Now for the fun part: the comparisons.
How difficult is it to find a hitter who has a similar profile to the incomparable Mike Trout? Difficult, as you can imagine. In fact, the hitter with the closest profile isn’t even all that close – as their K% is 26.9% (compared to Trout’s 19.6%). But, interestingly enough, it’s Max Muncy. He walks at the same rate and makes contact in the same manner. Obviously, he won’t steal bases like Mike Trout – and his lack of speed will impact his BABIP – but everyone expecting Muncy to regress substantially in 2019 may be disappointed.
Does Rich need even more reason to love Max Kepler? Unfortunately, it seems like more fuel will be added to Rich’s love fire because the hitter with the closest match to Mookie Betts’ profile is the Twins outfielder. Keep in mind that Betts too suffers from a unique hitting profile for which he has no close peer. But still, Kepler has essentially identical K/BB/GB rates to Betts and, although Kepler hits the ball slightly less hard and at a lower average angle, per StatCast, balls that are hit at Max Kepler’s average angle and velocity result in a BA of 0.906. In other words, it is not a liability to hit them the way Kepler does.
The best comparable hitting profile to the Cleveland 3B belongs to another 3B: Alex Bregman. This saves me having to make another table (because Alex Bregman’s closest comp also happens to be Jose Ramirez).
|Jackie Bradley Jr.||25.5%||8.1%||91.4||12.0||20.8%|
Another Jackie Bradley Jr sighting on another sleeper list of Rich’s? No more words are needed to elevate JBJ’s sleeper status (who, ironically, was mentored by JD Martinez last year) so instead, I will focus on Matt Chapman, the young Oakland 3B who has the closest hitting profile to the Boston slugger(s). Those expecting sophomore regression may be surprised to see growth this year instead – as the hitting profile suggests the defensive wizard’s bat may get even better. He actually hits the ball harder than the Boston slugger – and he had a bum wrist by the end of the year too.
Hmmm, the best comparable to Trea Turner is Tampa Bay Ray 3B Matt Duffy. I don’t know if this is damning for Turner or praiseworthy for Duffy. Either way, let’s move on.

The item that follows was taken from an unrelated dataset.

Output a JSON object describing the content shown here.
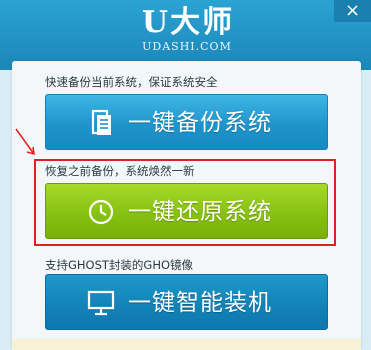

Christian Yelich had one of the strangest hitting seasons in 2018 whilst earning the NL MVP honors. As Rich has previously discussed, the Brewer OF has always had a high groundball rate and his unexpected 36 home runs were powered by a shockingly unsustainable 35% HR/FB rate. It’s not an exaggeration to say that when he didn’t hit groundballs, he basically hit them out of the park. All this to say, that the closest comparable to Yelich is another outfielder, Tommy Pham, has a very similar hitting profile. Does the former Cardinal have an MVP season lurking in his bat?
|Ronald Acuna Jr.||25.2%||8.8%||90.3||12.9||20.8%|
|Jackie Bradley Jr.||25.5%||8.1%||91.4||12.0||20.8%|
JBJ? Come on!
I cheated a bit here. The best comparables to Arenado were actually Freddie Freeman and Joc Pederson, but Tyler White was right behind the pair. And, unlike the other two hitters, he is also a right-handed batter like Nolan Arenado. With the welcoming Crawford Boxes in Houston, White definitely has some intrigue. Unfortunately, Astros’ Manager A.J. Hinch indicated that White would likely not be getting the bulk of DH AB’s. Even with only 400 ABs in 2019, though, if he can put up Arenado’s (non-Coors) production per AB, he may still be worth drafting.